What you are asking is a very basic question and one that is very commonly solved with pressure regualtors. Some act electronically, others by pneumatic built in controls.

If you have a gas supply in your house or ever used a bottled gas supply, there is a regualtor which controls downstream pressure automatically. It's that thing with a flat circualr element on top of the valve.

Your response though makes no sense - To get a constant pressure the valve will need to close to control this pressure.

Now without further data it is not possible to comment, but this implies that you only have an on/off valve and not a control valve? You can do it this way, but the valve either opens and closes a lot of times or the pressure will fluctuate between an open (low) pressure and a close (high) pressure. Can be done, but a control valve as described by my friend mr 44 is one which is normally used.

Or if your pressures and flows are constant, you might be able to use an orifice plate or restriction orifice to match pressure drop and flows.

Remember - More details = better answers
Also: If you get a response it's polite to respond to it.

Red Flag This Post

Please let us know here why this post is inappropriate.

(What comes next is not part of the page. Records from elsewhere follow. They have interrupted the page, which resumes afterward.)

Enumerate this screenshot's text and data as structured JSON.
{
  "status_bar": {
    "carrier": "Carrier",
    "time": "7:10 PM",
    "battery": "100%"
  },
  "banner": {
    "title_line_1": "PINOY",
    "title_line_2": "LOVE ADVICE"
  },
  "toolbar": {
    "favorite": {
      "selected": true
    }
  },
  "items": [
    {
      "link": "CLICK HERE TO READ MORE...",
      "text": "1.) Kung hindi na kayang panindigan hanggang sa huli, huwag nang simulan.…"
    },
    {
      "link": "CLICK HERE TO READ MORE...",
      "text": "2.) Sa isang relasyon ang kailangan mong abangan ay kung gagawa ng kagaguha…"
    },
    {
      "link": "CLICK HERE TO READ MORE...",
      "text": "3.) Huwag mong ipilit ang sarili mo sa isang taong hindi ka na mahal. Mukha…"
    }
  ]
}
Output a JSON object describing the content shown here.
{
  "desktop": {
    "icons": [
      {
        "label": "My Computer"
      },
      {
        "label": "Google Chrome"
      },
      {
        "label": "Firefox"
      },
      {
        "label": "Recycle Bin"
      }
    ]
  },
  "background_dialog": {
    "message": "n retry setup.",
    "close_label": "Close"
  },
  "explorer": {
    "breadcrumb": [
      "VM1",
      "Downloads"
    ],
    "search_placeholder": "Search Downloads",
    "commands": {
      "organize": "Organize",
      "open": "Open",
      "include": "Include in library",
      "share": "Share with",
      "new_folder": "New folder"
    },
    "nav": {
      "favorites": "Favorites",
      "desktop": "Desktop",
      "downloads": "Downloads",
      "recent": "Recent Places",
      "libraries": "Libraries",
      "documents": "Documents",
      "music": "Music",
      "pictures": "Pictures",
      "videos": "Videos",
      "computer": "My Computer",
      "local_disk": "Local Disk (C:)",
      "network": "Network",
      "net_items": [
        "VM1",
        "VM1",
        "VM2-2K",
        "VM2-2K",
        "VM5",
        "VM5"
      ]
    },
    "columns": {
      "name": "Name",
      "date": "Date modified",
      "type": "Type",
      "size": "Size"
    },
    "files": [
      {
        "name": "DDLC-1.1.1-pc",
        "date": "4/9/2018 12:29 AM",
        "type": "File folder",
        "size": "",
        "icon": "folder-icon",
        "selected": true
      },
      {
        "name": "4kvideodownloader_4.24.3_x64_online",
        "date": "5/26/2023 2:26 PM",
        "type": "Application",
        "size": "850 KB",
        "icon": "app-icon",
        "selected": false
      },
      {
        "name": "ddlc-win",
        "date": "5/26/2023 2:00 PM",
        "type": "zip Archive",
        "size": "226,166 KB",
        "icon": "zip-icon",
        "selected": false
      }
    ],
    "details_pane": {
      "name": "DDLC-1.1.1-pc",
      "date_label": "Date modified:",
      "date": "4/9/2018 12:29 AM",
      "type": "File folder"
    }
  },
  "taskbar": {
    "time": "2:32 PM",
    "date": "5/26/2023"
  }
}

Reasons such as off-topic, duplicates, flames, illegal, vulgar, or students posting their homework.

Red Flag Submitted

Thank you for helping keep Eng-Tips Forums free from inappropriate posts.
The Eng-Tips staff will check this out and take appropriate action.

Reply To This Thread

Posting in the Eng-Tips forums is a member-only feature.

Click Here to join Eng-Tips and talk with other members! Already a Member? Login


Taking Control of Engineering Documents
This ebook covers tips for creating and managing workflows, security best practices and protection of intellectual property, Cloud vs. on-premise software solutions, CAD file management, compliance, and more. Download Now
The Great Project Profitability Debate
A/E firms have a great opportunity to lead the world into the future, but the industry’s greatest asset—real-time data—is sitting wasted in clunky, archaic ERP platforms. Learn how real-time, fully interactive dashboards in a modern ERP allow you to unlock data that will shape the future of the world. Download Now

Close Box

Join Eng-Tips® Today!

Join your peers on the Internet's largest technical engineering professional community.
It's easy to join and it's free.

Here's Why Members Love Eng-Tips Forums:

Register now while it's still free!

Already a member? Close this window and log in.

Join Us             Close